« Reply #5 on: August 27, 2020, 10:02:55 am »
The Fuzz: https://www.dummies.com/home-garden/hobby-farming/beekeeping/how-to-reverse-beehive-b  Here is a brief written description of how to reverse brood boxes.  The key element it doesn't mention is brood location.  While you are going through the colony looking for queen cells on every frame, take note of where the brood is located.  Is it all in the top box? or is there brood in both boxes?  If there is brood in both boxes you may be able to shuffle some frames around, keeping all the brood together so the nurse bees can keep it warm.  You will want all the brood in the bottom box and an empty box on top so the queen can move up.  Don't do this when temperatures are cool enough to chill the brood.   If you are entering swarm season, it's probably warm enough.

Here is another good, short read on springtime management. http://www.lancasterbeekeepers.org/wp-content/uploads/2013/08/springtime.pdf

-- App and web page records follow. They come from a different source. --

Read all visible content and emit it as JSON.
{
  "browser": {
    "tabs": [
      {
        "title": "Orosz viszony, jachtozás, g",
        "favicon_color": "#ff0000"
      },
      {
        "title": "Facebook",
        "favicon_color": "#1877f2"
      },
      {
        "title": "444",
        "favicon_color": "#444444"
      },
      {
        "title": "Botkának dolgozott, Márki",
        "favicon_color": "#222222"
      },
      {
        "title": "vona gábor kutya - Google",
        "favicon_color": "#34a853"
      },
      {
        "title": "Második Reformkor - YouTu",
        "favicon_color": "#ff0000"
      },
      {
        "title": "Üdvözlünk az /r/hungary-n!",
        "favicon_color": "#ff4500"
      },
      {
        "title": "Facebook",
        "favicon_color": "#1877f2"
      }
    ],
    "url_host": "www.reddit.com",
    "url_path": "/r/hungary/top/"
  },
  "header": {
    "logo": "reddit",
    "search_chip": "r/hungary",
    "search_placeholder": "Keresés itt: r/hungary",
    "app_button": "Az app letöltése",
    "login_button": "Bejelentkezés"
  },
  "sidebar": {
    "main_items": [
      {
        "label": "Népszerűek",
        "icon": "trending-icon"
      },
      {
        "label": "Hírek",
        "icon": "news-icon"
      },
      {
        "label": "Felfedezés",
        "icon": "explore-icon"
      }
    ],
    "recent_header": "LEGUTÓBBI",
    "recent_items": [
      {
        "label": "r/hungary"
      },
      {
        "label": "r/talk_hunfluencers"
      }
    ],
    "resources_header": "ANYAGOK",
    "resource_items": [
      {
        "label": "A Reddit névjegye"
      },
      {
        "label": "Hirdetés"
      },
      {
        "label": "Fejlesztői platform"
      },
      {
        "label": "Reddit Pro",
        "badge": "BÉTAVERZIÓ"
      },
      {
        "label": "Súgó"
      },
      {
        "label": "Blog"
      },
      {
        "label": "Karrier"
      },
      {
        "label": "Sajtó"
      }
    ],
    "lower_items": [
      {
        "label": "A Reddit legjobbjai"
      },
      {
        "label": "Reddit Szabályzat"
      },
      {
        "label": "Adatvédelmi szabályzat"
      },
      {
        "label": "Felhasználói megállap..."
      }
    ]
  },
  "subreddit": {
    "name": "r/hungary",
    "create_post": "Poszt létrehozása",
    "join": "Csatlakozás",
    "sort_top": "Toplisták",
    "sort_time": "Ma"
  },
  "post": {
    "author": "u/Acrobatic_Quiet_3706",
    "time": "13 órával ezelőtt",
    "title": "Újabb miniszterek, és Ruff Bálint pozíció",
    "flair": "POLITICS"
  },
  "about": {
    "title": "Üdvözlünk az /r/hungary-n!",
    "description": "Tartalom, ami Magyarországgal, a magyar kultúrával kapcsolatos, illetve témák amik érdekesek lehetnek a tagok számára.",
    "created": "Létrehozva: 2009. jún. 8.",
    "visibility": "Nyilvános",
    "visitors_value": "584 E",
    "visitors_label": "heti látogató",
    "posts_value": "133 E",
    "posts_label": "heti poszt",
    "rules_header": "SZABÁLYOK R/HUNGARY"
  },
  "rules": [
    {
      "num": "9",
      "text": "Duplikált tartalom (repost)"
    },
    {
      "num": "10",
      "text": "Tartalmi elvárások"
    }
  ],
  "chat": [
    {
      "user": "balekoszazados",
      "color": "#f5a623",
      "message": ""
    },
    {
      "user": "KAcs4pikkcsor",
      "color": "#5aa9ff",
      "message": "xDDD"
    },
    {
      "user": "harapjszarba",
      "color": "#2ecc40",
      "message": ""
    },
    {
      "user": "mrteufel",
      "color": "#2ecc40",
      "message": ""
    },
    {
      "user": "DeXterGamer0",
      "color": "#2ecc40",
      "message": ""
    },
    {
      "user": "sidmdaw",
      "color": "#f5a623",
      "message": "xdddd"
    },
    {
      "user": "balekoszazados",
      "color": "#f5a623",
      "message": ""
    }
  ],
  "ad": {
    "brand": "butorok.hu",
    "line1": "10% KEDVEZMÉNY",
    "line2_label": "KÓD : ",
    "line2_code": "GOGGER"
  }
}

I don't know if you have access to this book but I recommend it a lot to beginners.  The Beekeeper's Handbook by Diane Sammataro and Alphonse Avitable.  This book has a picture on determining the brood nest location.

I hope this helps you.